Don’t move out before exploring your options. Get informed to protect yourself against improper or illegal evictions.

Best Practices for California Landlords During Evictions

Following Proper Procedures to Avoid Missteps

Strict compliance with notice requirements

Landlords must precisely follow all legal requirements when serving notices to tenants. Using the proper forms, content, method of service, and notice periods are crucial. Even small technical errors can derail an eviction case.

Carefully documenting notices and communications

Keep detailed records of any notices, letters, and conversations with the tenant related to the eviction. Thorough documentation helps prove proper procedures were followed and prevents reliance on “he said, she said.”

Consulting a lawyer for guidance

An experienced landlord-tenant attorney can provide invaluable guidance on current laws and ensure every “i” is dotted and “t” crossed. Having solid legal advice reduces major mistakes.

Avoiding Illegal Lockouts and Self-Eviction

Never changing locks or shutting off utilities

Landlords cannot take matters into their own hands by locking out a tenant or shutting off utilities. This is illegal without a court order. Substantial damages may be owed to the tenant for an illegal lockout.

Allowing tenants access until court removal

Until the sheriff enforces the eviction, tenants have a right to access the rental property. Landlords cannot block entryways or doors. Physically barring access can create liability.

Consequences for illegal lockouts

In addition to civil lawsuits from the tenant, landlords who unlawfully lock out tenants face penalties under California law. Fines, damages, and even criminal charges are possible. Don’t take the law into your own hands.

Working with Tenants to Avoid Eviction

Offering payment plans for rent

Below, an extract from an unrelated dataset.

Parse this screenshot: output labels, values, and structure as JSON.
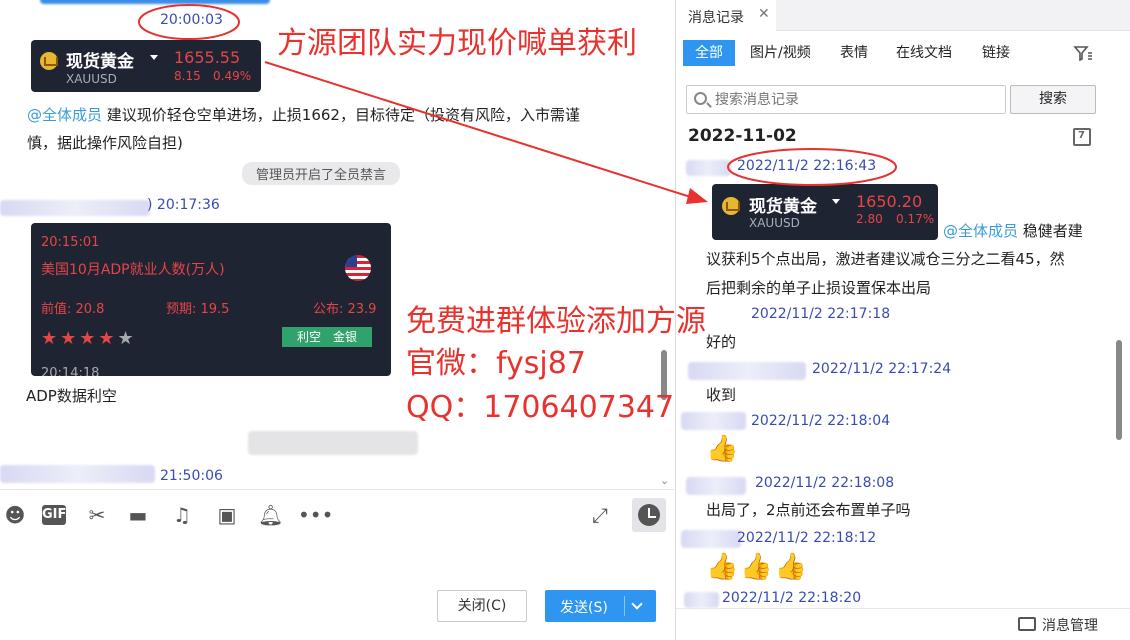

If nonpayment of rent is the issue, consider negotiating a repayment plan with the tenant instead of pursuing eviction right away. This helps recoup amounts owed while letting tenants keep housing.

Giving tenants a chance to cure lease violations

Where a tenant can fix a lease breach, serving a notice to cure before starting eviction gives them a chance to correct it and avoid losing their home. This also maintains occupancy.

Negotiating move-out agreements

Discuss the option of a cash-for-keys deal where the tenant agrees to move out by a certain date in exchange for a monetary payment. This avoids court while regaining possession quickly.

Conclusion & Next Steps for Landlords

Follow lawful procedures precisely to achieve a successful eviction. Document thoroughly. Seek legal advice. Avoid illegal lockouts. When possible, work with tenants to maintain tenancies. But moving forward requires strict adherence to California statutes.

Resources for Landlord Guidance

Useful landlord resources include:

  • Local real estate investment associations
  • California Apartment Association
  • Nolo online landlord articles and books
  • Experienced landlord-tenant attorneys
  • Department of Consumer Affairs landlord guides
  • Landlord forms and notice templates

Don’t DIY an eviction. Get informed and stay compliant. The process is complex but surmountable. Support helps landlords properly remove problem tenants while minimizing missteps.